> [Problem]: Write the data out again, exactly as given.

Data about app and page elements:
----

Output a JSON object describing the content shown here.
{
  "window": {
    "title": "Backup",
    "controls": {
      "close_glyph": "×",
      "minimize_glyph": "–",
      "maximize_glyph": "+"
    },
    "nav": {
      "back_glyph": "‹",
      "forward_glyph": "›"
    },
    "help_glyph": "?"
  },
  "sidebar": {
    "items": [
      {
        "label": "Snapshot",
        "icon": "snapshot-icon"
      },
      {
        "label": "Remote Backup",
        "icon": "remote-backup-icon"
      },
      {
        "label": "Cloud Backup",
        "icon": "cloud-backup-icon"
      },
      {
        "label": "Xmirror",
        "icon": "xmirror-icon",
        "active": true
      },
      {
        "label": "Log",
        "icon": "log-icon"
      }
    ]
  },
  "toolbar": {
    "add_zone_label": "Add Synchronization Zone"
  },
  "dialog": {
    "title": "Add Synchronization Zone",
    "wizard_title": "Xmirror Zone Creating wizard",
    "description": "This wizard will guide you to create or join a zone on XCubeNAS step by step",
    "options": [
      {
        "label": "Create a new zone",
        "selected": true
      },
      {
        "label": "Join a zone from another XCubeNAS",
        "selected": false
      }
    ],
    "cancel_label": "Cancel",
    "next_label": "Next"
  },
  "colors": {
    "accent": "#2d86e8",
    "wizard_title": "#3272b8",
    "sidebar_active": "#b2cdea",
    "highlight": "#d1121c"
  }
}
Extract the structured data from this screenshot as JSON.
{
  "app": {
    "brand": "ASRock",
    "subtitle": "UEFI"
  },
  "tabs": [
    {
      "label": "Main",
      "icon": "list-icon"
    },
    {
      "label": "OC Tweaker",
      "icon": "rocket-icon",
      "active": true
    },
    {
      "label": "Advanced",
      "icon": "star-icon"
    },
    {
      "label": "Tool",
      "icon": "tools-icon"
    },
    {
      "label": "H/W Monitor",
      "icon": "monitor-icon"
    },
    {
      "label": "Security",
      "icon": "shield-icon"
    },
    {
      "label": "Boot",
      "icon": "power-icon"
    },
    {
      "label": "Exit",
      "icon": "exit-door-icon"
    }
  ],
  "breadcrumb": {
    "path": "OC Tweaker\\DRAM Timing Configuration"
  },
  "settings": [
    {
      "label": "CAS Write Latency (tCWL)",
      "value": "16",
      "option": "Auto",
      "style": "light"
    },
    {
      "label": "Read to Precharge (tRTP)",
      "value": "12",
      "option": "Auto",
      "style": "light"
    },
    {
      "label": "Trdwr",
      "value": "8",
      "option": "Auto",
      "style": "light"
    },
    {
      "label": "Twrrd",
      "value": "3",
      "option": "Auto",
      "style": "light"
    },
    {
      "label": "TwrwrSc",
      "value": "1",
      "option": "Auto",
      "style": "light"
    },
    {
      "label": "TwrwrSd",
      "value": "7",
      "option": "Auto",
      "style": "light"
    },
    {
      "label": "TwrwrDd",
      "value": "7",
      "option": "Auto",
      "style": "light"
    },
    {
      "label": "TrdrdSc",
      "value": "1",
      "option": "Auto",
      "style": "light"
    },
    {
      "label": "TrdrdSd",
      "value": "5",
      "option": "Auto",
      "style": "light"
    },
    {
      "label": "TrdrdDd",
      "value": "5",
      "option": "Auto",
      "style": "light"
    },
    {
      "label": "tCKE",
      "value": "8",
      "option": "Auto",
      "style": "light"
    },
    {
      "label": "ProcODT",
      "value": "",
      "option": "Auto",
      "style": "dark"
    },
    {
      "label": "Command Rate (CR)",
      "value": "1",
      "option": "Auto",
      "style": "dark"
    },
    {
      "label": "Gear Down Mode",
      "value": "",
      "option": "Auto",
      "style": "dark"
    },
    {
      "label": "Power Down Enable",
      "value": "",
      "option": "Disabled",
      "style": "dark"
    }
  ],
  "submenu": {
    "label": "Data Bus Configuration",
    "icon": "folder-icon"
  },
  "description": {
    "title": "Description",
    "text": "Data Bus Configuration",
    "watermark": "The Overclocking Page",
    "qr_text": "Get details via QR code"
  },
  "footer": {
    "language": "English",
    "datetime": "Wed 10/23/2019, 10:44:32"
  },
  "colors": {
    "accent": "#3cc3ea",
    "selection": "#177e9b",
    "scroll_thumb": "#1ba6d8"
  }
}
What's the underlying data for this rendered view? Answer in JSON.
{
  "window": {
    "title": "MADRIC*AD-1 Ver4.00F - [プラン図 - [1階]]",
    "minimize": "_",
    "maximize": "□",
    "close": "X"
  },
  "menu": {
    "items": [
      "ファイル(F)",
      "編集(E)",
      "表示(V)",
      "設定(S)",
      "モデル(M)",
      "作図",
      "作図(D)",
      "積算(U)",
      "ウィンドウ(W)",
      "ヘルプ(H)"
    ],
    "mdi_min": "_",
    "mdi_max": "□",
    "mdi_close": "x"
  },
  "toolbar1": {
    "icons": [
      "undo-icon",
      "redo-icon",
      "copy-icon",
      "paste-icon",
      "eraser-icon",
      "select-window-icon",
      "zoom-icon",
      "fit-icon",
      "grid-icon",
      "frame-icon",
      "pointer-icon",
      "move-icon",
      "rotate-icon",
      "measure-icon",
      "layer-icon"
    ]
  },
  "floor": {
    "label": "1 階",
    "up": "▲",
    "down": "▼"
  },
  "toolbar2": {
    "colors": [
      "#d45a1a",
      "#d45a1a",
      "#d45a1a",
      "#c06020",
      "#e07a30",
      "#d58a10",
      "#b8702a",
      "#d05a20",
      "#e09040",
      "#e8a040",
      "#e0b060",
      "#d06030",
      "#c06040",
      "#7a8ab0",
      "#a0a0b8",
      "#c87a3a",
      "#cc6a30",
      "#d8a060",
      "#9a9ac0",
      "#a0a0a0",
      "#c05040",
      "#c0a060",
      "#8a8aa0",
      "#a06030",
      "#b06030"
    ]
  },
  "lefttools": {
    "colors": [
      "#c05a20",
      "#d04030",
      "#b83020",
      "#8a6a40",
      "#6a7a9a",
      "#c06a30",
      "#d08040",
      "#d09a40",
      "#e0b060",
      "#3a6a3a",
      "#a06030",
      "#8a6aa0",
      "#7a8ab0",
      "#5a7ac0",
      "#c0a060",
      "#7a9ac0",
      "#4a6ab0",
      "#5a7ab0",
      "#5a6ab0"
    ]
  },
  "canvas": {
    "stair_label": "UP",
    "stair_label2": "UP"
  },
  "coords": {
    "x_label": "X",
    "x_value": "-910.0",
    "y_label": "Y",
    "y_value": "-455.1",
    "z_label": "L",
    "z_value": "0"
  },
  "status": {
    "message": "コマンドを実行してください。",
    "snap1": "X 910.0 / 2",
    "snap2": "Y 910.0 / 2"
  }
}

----

> [Response to this task]:
Output a JSON object describing the content shown here.
{
  "window": {
    "title": "Backup",
    "controls": {
      "close_glyph": "×",
      "minimize_glyph": "–",
      "maximize_glyph": "+"
    },
    "nav": {
      "back_glyph": "‹",
      "forward_glyph": "›"
    },
    "help_glyph": "?"
  },
  "sidebar": {
    "items": [
      {
        "label": "Snapshot",
        "icon": "snapshot-icon"
      },
      {
        "label": "Remote Backup",
        "icon": "remote-backup-icon"
      },
      {
        "label": "Cloud Backup",
        "icon": "cloud-backup-icon"
      },
      {
        "label": "Xmirror",
        "icon": "xmirror-icon",
        "active": true
      },
      {
        "label": "Log",
        "icon": "log-icon"
      }
    ]
  },
  "toolbar": {
    "add_zone_label": "Add Synchronization Zone"
  },
  "dialog": {
    "title": "Add Synchronization Zone",
    "wizard_title": "Xmirror Zone Creating wizard",
    "description": "This wizard will guide you to create or join a zone on XCubeNAS step by step",
    "options": [
      {
        "label": "Create a new zone",
        "selected": true
      },
      {
        "label": "Join a zone from another XCubeNAS",
        "selected": false
      }
    ],
    "cancel_label": "Cancel",
    "next_label": "Next"
  },
  "colors": {
    "accent": "#2d86e8",
    "wizard_title": "#3272b8",
    "sidebar_active": "#b2cdea",
    "highlight": "#d1121c"
  }
}
Extract the structured data from this screenshot as JSON.
{
  "app": {
    "brand": "ASRock",
    "subtitle": "UEFI"
  },
  "tabs": [
    {
      "label": "Main",
      "icon": "list-icon"
    },
    {
      "label": "OC Tweaker",
      "icon": "rocket-icon",
      "active": true
    },
    {
      "label": "Advanced",
      "icon": "star-icon"
    },
    {
      "label": "Tool",
      "icon": "tools-icon"
    },
    {
      "label": "H/W Monitor",
      "icon": "monitor-icon"
    },
    {
      "label": "Security",
      "icon": "shield-icon"
    },
    {
      "label": "Boot",
      "icon": "power-icon"
    },
    {
      "label": "Exit",
      "icon": "exit-door-icon"
    }
  ],
  "breadcrumb": {
    "path": "OC Tweaker\\DRAM Timing Configuration"
  },
  "settings": [
    {
      "label": "CAS Write Latency (tCWL)",
      "value": "16",
      "option": "Auto",
      "style": "light"
    },
    {
      "label": "Read to Precharge (tRTP)",
      "value": "12",
      "option": "Auto",
      "style": "light"
    },
    {
      "label": "Trdwr",
      "value": "8",
      "option": "Auto",
      "style": "light"
    },
    {
      "label": "Twrrd",
      "value": "3",
      "option": "Auto",
      "style": "light"
    },
    {
      "label": "TwrwrSc",
      "value": "1",
      "option": "Auto",
      "style": "light"
    },
    {
      "label": "TwrwrSd",
      "value": "7",
      "option": "Auto",
      "style": "light"
    },
    {
      "label": "TwrwrDd",
      "value": "7",
      "option": "Auto",
      "style": "light"
    },
    {
      "label": "TrdrdSc",
      "value": "1",
      "option": "Auto",
      "style": "light"
    },
    {
      "label": "TrdrdSd",
      "value": "5",
      "option": "Auto",
      "style": "light"
    },
    {
      "label": "TrdrdDd",
      "value": "5",
      "option": "Auto",
      "style": "light"
    },
    {
      "label": "tCKE",
      "value": "8",
      "option": "Auto",
      "style": "light"
    },
    {
      "label": "ProcODT",
      "value": "",
      "option": "Auto",
      "style": "dark"
    },
    {
      "label": "Command Rate (CR)",
      "value": "1",
      "option": "Auto",
      "style": "dark"
    },
    {
      "label": "Gear Down Mode",
      "value": "",
      "option": "Auto",
      "style": "dark"
    },
    {
      "label": "Power Down Enable",
      "value": "",
      "option": "Disabled",
      "style": "dark"
    }
  ],
  "submenu": {
    "label": "Data Bus Configuration",
    "icon": "folder-icon"
  },
  "description": {
    "title": "Description",
    "text": "Data Bus Configuration",
    "watermark": "The Overclocking Page",
    "qr_text": "Get details via QR code"
  },
  "footer": {
    "language": "English",
    "datetime": "Wed 10/23/2019, 10:44:32"
  },
  "colors": {
    "accent": "#3cc3ea",
    "selection": "#177e9b",
    "scroll_thumb": "#1ba6d8"
  }
}
What's the underlying data for this rendered view? Answer in JSON.
{
  "window": {
    "title": "MADRIC*AD-1 Ver4.00F - [プラン図 - [1階]]",
    "minimize": "_",
    "maximize": "□",
    "close": "X"
  },
  "menu": {
    "items": [
      "ファイル(F)",
      "編集(E)",
      "表示(V)",
      "設定(S)",
      "モデル(M)",
      "作図",
      "作図(D)",
      "積算(U)",
      "ウィンドウ(W)",
      "ヘルプ(H)"
    ],
    "mdi_min": "_",
    "mdi_max": "□",
    "mdi_close": "x"
  },
  "toolbar1": {
    "icons": [
      "undo-icon",
      "redo-icon",
      "copy-icon",
      "paste-icon",
      "eraser-icon",
      "select-window-icon",
      "zoom-icon",
      "fit-icon",
      "grid-icon",
      "frame-icon",
      "pointer-icon",
      "move-icon",
      "rotate-icon",
      "measure-icon",
      "layer-icon"
    ]
  },
  "floor": {
    "label": "1 階",
    "up": "▲",
    "down": "▼"
  },
  "toolbar2": {
    "colors": [
      "#d45a1a",
      "#d45a1a",
      "#d45a1a",
      "#c06020",
      "#e07a30",
      "#d58a10",
      "#b8702a",
      "#d05a20",
      "#e09040",
      "#e8a040",
      "#e0b060",
      "#d06030",
      "#c06040",
      "#7a8ab0",
      "#a0a0b8",
      "#c87a3a",
      "#cc6a30",
      "#d8a060",
      "#9a9ac0",
      "#a0a0a0",
      "#c05040",
      "#c0a060",
      "#8a8aa0",
      "#a06030",
      "#b06030"
    ]
  },
  "lefttools": {
    "colors": [
      "#c05a20",
      "#d04030",
      "#b83020",
      "#8a6a40",
      "#6a7a9a",
      "#c06a30",
      "#d08040",
      "#d09a40",
      "#e0b060",
      "#3a6a3a",
      "#a06030",
      "#8a6aa0",
      "#7a8ab0",
      "#5a7ac0",
      "#c0a060",
      "#7a9ac0",
      "#4a6ab0",
      "#5a7ab0",
      "#5a6ab0"
    ]
  },
  "canvas": {
    "stair_label": "UP",
    "stair_label2": "UP"
  },
  "coords": {
    "x_label": "X",
    "x_value": "-910.0",
    "y_label": "Y",
    "y_value": "-455.1",
    "z_label": "L",
    "z_value": "0"
  },
  "status": {
    "message": "コマンドを実行してください。",
    "snap1": "X 910.0 / 2",
    "snap2": "Y 910.0 / 2"
  }
}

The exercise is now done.